THE 21st-century village is not the quaint place of yesterday.Villages of the future will have to adapt to cater to a growing demand for flexible living/work space and upgraded infrastructure, according to the findings of Strutt & Parker’s ‘Housing Futures’ survey, which points to a new trend for people seeking amenity-rich environments within a village setting.
A cursory glance at existing research would suggest cities have the upper hand over villages. By 2050, the UN predicts that 66% of the world’s population will be urban, with the UK inevitably being part of the trend. By the mid-century, there will be approximately 65 million people living in Britain’s cities, compared to just eight million in rural areas.
Urbanisation has generally been viewed as a positive economic and social driver that leads to longer life expectancies, a reduction in poverty, increased literacy and higher education levels, as well as enhanced cultural opportunities.
But as the urban trend has gathered pace, a number of negative traits have begun to appear.When urbanisation is too rapid, or when it is undertaken without proper planning, cities can become more unequal than rural areas, resulting in a rise in substandard living conditions, urban sprawl and increased pollution.
Urbanisation can also lead to unsustainable production and consumption patterns.Add in concerns about the affordability of housing and limited development, and perhaps it is not so surprising that over the past three years of Housing Futures research we have seen the emergence of a new creeping trend – the desire to move back to rural.
In Strutt & Parker’s latest research, 21% of respondents who are moving want to live in a village, making it easily the most popular location.The shift away from cities is being driven by people looking for neighbourhood safety (86%) and space between neighbours (58%), as well as for a strong community feel (48%).
According to Department for Environment, Food and Rural Affairs (Defra) in 2013/14, the UK saw net
This brick and flint period cottage has a courtyard garden to the front and an outside decked area for dining to the rear. Located in Deanway in Chalfont St Giles.Asking price £435,000. Call 01494 871991. internal migration of 60,000 people to predominantly rural areas in England. It is a trend that has been positive every year since 2001. But this reverse migration is not to a traditional rural environment.
The influence that technology is having on shopping, communications and, most importantly, working habits is helping to transform villages and the type of people who want to live in them.
Technology is also helping to change the rural economy, which plays a key role in creating jobs and prosperity. England’s rural economy now accounts for £210 billion of economic output and hosts more than 25% of all registered businesses.
Once the preserve of agricultural enterprises, new companies are thriving in rural locations, including hi-tech manufacturing, food processing, the service sector, retail and power supply (in the form of renewables). What’s more, the expansion of broadband and mobile communications has seen a greater uptake of working from home in rural locations compared to urban areas. It seems the same factors that once drove urbanisation – improving economic and social conditions – are now inspiring the village revival.

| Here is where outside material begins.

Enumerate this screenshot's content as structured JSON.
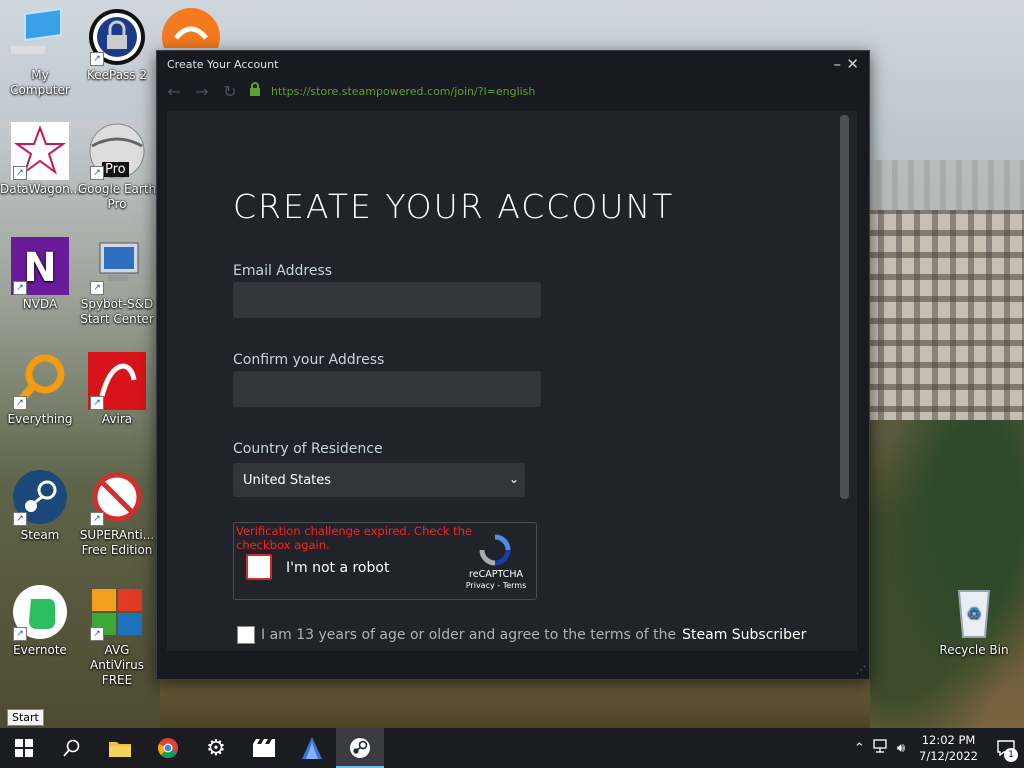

For more information about village properties for sale, contact Roberts Newby, now part of Strutt & Parker at 83 Packhorse Road, Gerrards Cross, SL9 8PJ; 01753 891188 or visit www. struttandparker.com.